Bell has also consulted for media mogul Rupert Murdoch, Russian billionaire Boris Berezovsky, Ukrainian president Viktor Yushchenko, Russian president Boris Yeltsin, the Sultan of Brunei, British media mogul Conrad Black and Margaret's son Mark Thatcher. [3]

Bell assisted Mark Thatcher when he stood accused of assisting a coup plot in Equatorial Guinea, facing a possible 15 year jail sentence in South Africa. Explaining that he helped "because he's Margaret's son and I can't think of anything I wouldn't do for Mrs T.," Bell fielded media calls on the case and gave Mark Thatcher media and PR advice. "My advice was very simple: it isn't the media that's deciding your fate; it's the judicial process in South Africa. So, ignore the media and pay attention to your lawyers," said Bell. [4]
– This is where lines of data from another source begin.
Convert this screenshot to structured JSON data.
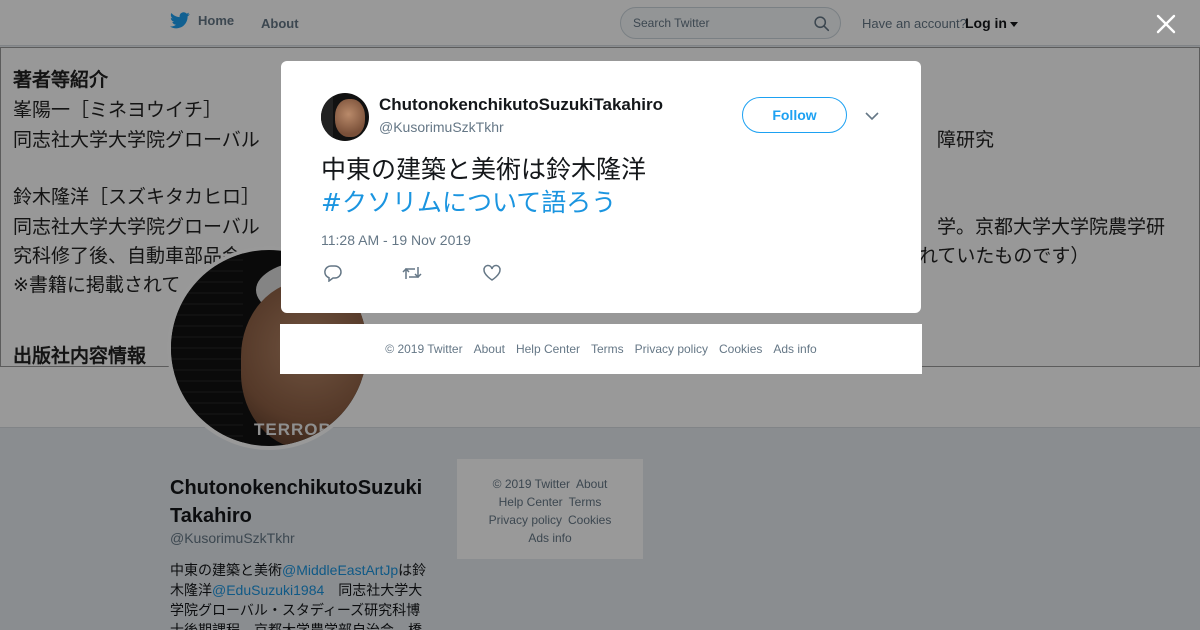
{
  "topnav": {
    "home_label": "Home",
    "about_label": "About",
    "search_placeholder": "Search Twitter",
    "account_prompt": "Have an account?",
    "login_label": "Log in"
  },
  "banner": {
    "lines": [
      "著者等紹介",
      "峯陽一［ミネヨウイチ］",
      "同志社大学大学院グローバル",
      "障研究",
      "鈴木隆洋［スズキタカヒロ］",
      "同志社大学大学院グローバル",
      "学。京都大学大学院農学研",
      "究科修了後、自動車部品会",
      "れていたものです）",
      "※書籍に掲載されて",
      "出版社内容情報"
    ],
    "avatar_caption": "TERRORI"
  },
  "profile": {
    "name": "ChutonokenchikutoSuzukiTakahiro",
    "handle": "@KusorimuSzkTkhr",
    "bio_p1": "中東の建築と美術",
    "bio_mention1": "@MiddleEastArtJp",
    "bio_p2": "は鈴木隆洋",
    "bio_mention2": "@EduSuzuki1984",
    "bio_p3": "　同志社大学大学院グローバル・スタディーズ研究科博士後期課程　京都大学農学部自治会　橋"
  },
  "side_footer": {
    "copyright": "© 2019 Twitter",
    "about": "About",
    "help": "Help Center",
    "terms": "Terms",
    "privacy": "Privacy policy",
    "cookies": "Cookies",
    "ads": "Ads info"
  },
  "tweet": {
    "author_name": "ChutonokenchikutoSuzukiTakahiro",
    "author_handle": "@KusorimuSzkTkhr",
    "follow_label": "Follow",
    "text": "中東の建築と美術は鈴木隆洋",
    "hashtag": "#クソリムについて語ろう",
    "timestamp": "11:28 AM - 19 Nov 2019",
    "actions": [
      "reply-icon",
      "retweet-icon",
      "like-icon"
    ]
  },
  "modal_footer": {
    "copyright": "© 2019 Twitter",
    "about": "About",
    "help": "Help Center",
    "terms": "Terms",
    "privacy": "Privacy policy",
    "cookies": "Cookies",
    "ads": "Ads info"
  },
  "colors": {
    "brand": "#1da1f2",
    "link": "#1b95e0",
    "muted": "#657786",
    "overlay": "rgba(0,0,0,0.4)"
  }
}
Bell's also been referred to as "the propagandist who helped to crush the resistance of the striking coal miners." [5]

In 2004, Bell Pottinger Public Affairs was awarded a contract by the Coalition Provisional Authority to promote democracy in Iraq. Bell described his role as "masterminding the campaign in London." [6].

In an interview published days before the British General Election 2005, Bell called the TV coverage of the campaign "trivial rubbish," adding, "Is it any wonder that nobody is very interested, if that's what they're fed? It's very sad that the whole political process has been dumbed down." Bell went on to express frustration with how the candidates were being marketed, saying, "There's no great ad - there's no great slogan." Bell also dismissed get-out-the-youth-vote efforts: "I think they need to leave young people alone. There's only ever been a low turnout among young people. Why should they be interested in politics? There are so many more exciting things for them to do." [7]


Tim Bell has a conviction for ‘wilfuly, openly and obscenely’ exposing himself ‘with intent to insult a female’ under Section 4 of the 1824 Vagrancy Act. [1]

He is a former director of the Centre for Policy Studies (1989-92)[2]

Books

  • Mark Hollingsworth, The Ultimate spin doctor: the life and fast times of Tim Bell, Coronet Books: Hodder and Stoughton, London, 1997.

External links

Resources and articles

Related Sourcewatch

References

  1. "[1]"
  2. @[2]@
  3. Inner Circle, ICE Circle, accessed January 16, 2011.
  4. Board, Fortune Forum, accessed January 16, 2011.
  5. Chime plc Board, organizational web page, accessed April 4, 2013.